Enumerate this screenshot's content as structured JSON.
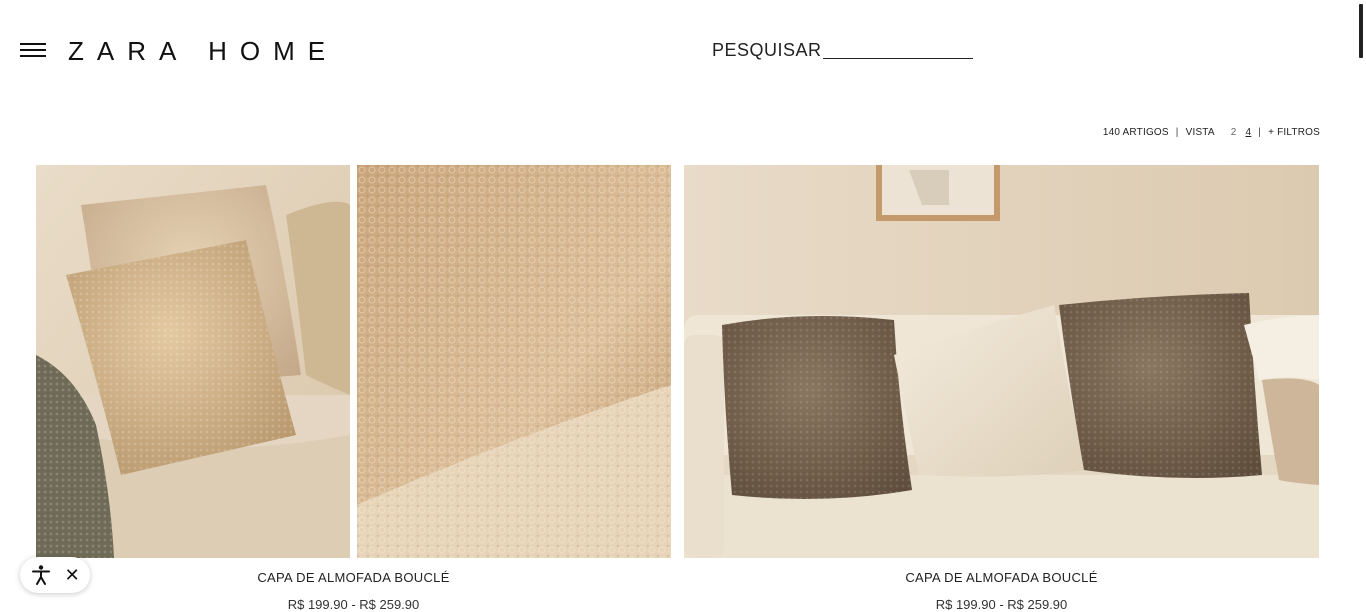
{
  "header": {
    "logo": "ZARA HOME",
    "search_label": "PESQUISAR"
  },
  "toolbar": {
    "count": "140 ARTIGOS",
    "sep1": "|",
    "view_label": "VISTA",
    "view_2": "2",
    "view_4": "4",
    "sep2": "|",
    "filters": "+ FILTROS"
  },
  "products": [
    {
      "title": "CAPA DE ALMOFADA BOUCLÉ",
      "price": "R$ 199.90 - R$ 259.90"
    },
    {
      "title": "CAPA DE ALMOFADA BOUCLÉ",
      "price": "R$ 199.90 - R$ 259.90"
    }
  ],
  "icons": {
    "menu": "hamburger-icon",
    "accessibility": "accessibility-icon",
    "close": "close-icon"
  },
  "colors": {
    "page_bg": "#ffffff",
    "text": "#111111",
    "beige": "#d9c2a2",
    "taupe": "#7a6651"
  }
}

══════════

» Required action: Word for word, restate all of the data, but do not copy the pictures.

» Written response:
Enumerate this screenshot's content as structured JSON.
{
  "header": {
    "logo": "ZARA HOME",
    "search_label": "PESQUISAR"
  },
  "toolbar": {
    "count": "140 ARTIGOS",
    "sep1": "|",
    "view_label": "VISTA",
    "view_2": "2",
    "view_4": "4",
    "sep2": "|",
    "filters": "+ FILTROS"
  },
  "products": [
    {
      "title": "CAPA DE ALMOFADA BOUCLÉ",
      "price": "R$ 199.90 - R$ 259.90"
    },
    {
      "title": "CAPA DE ALMOFADA BOUCLÉ",
      "price": "R$ 199.90 - R$ 259.90"
    }
  ],
  "icons": {
    "menu": "hamburger-icon",
    "accessibility": "accessibility-icon",
    "close": "close-icon"
  },
  "colors": {
    "page_bg": "#ffffff",
    "text": "#111111",
    "beige": "#d9c2a2",
    "taupe": "#7a6651"
  }
}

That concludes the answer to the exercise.